CHICAGO (Reuters) - Emergency room visits linked to energy drink consumption have surged in recent years, according to a report released on Tuesday, as more people combine the popular beverages with alcohol and drugs.
The Substance Abuse and Mental Health Services Administration said hospitalizations in the United States tied to energy drinks have jumped tenfold to 13,114 in 2009 from 1,128 visits in 2005. The most recent year for which data is available is 2009.
The agency, a unit of the Department of Health and Human Services, said that 44 percent of the visits involved people who had combined the stimulant-rich drinks with alcohol, pharmaceuticals or illicit drugs.
The vast majority of the visits were made by males between the ages of 18 and 39, the agency said.
The researchers did not say what symptoms drove the people to go to the ER or what underlying medical conditions they may have had.
But they said other studies have indicated that excessive use of the drinks on their own can cause adverse reactions such as arrhythmia, hypertension and dehydration.
“Combining energy drinks with substances of abuse raises the risk of serious, even life-threatening injury, as well as the likelihood of engaging in risky behaviors such as driving under the influence,” the researchers said.
The report was immediately criticized by a trade group for makers of the energy drinks, which usually contain stimulants like caffeine and guarana as well as other additives that can compound the beverages’ effects .
The fact that nearly half the hospitalizations involved people who had also consumed alcohol or taken illegal substances or pharmaceuticals made “their consumption of energy drinks potentially irrelevant,” the American Beverage Association said.
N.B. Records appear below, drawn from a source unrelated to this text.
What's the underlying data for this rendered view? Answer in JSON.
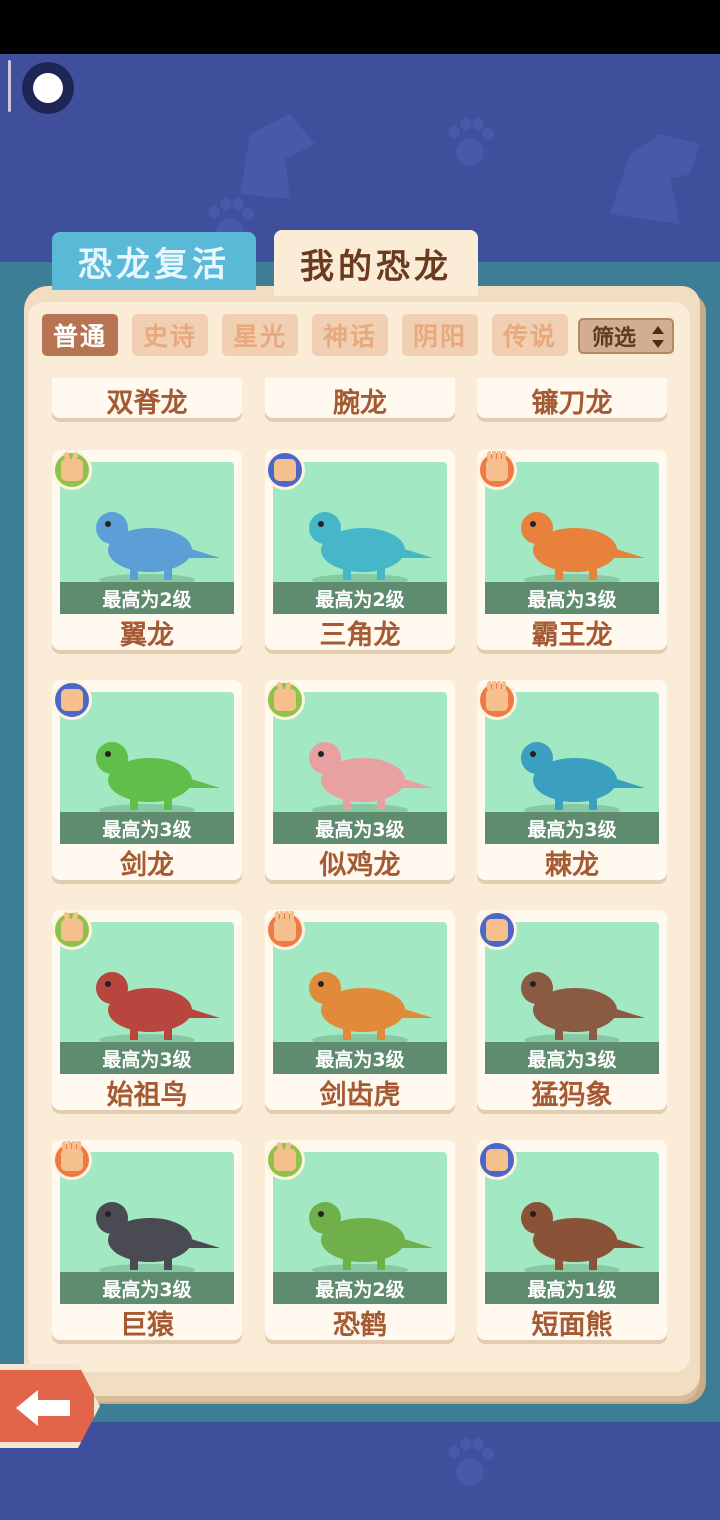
{
  "tabs": [
    {
      "label": "恐龙复活",
      "active": false
    },
    {
      "label": "我的恐龙",
      "active": true
    }
  ],
  "filters": [
    {
      "label": "普通",
      "active": true
    },
    {
      "label": "史诗",
      "active": false
    },
    {
      "label": "星光",
      "active": false
    },
    {
      "label": "神话",
      "active": false
    },
    {
      "label": "阴阳",
      "active": false
    },
    {
      "label": "传说",
      "active": false
    }
  ],
  "filter_select": {
    "label": "筛选"
  },
  "top_partial_row": [
    "双脊龙",
    "腕龙",
    "镰刀龙"
  ],
  "cards": [
    {
      "name": "翼龙",
      "level": "最高为2级",
      "badge": "scissors",
      "badge_color": "green",
      "icon": "pterosaur-icon",
      "color": "#5b9fd6"
    },
    {
      "name": "三角龙",
      "level": "最高为2级",
      "badge": "rock",
      "badge_color": "blue",
      "icon": "triceratops-icon",
      "color": "#46b6c9"
    },
    {
      "name": "霸王龙",
      "level": "最高为3级",
      "badge": "paper",
      "badge_color": "orange",
      "icon": "trex-icon",
      "color": "#e8813c"
    },
    {
      "name": "剑龙",
      "level": "最高为3级",
      "badge": "rock",
      "badge_color": "blue",
      "icon": "stegosaurus-icon",
      "color": "#5fbf4a"
    },
    {
      "name": "似鸡龙",
      "level": "最高为3级",
      "badge": "scissors",
      "badge_color": "green",
      "icon": "gallimimus-icon",
      "color": "#e9a0a0"
    },
    {
      "name": "棘龙",
      "level": "最高为3级",
      "badge": "paper",
      "badge_color": "orange",
      "icon": "spinosaurus-icon",
      "color": "#3b9fc0"
    },
    {
      "name": "始祖鸟",
      "level": "最高为3级",
      "badge": "scissors",
      "badge_color": "green",
      "icon": "archaeopteryx-icon",
      "color": "#b8463f"
    },
    {
      "name": "剑齿虎",
      "level": "最高为3级",
      "badge": "paper",
      "badge_color": "orange",
      "icon": "sabertooth-icon",
      "color": "#e08a3a"
    },
    {
      "name": "猛犸象",
      "level": "最高为3级",
      "badge": "rock",
      "badge_color": "blue",
      "icon": "mammoth-icon",
      "color": "#8a5a42"
    },
    {
      "name": "巨猿",
      "level": "最高为3级",
      "badge": "paper",
      "badge_color": "orange",
      "icon": "gorilla-icon",
      "color": "#4a4a52"
    },
    {
      "name": "恐鹤",
      "level": "最高为2级",
      "badge": "scissors",
      "badge_color": "green",
      "icon": "terror-bird-icon",
      "color": "#6fb04a"
    },
    {
      "name": "短面熊",
      "level": "最高为1级",
      "badge": "rock",
      "badge_color": "blue",
      "icon": "short-faced-bear-icon",
      "color": "#8a5236"
    }
  ],
  "back_button": {
    "icon": "back-arrow-icon"
  }
}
The group also said that most mainstream energy drinks contain just half the caffeine of a similar size cup of coffee.
Reporting by James Kelleher and Greg McCune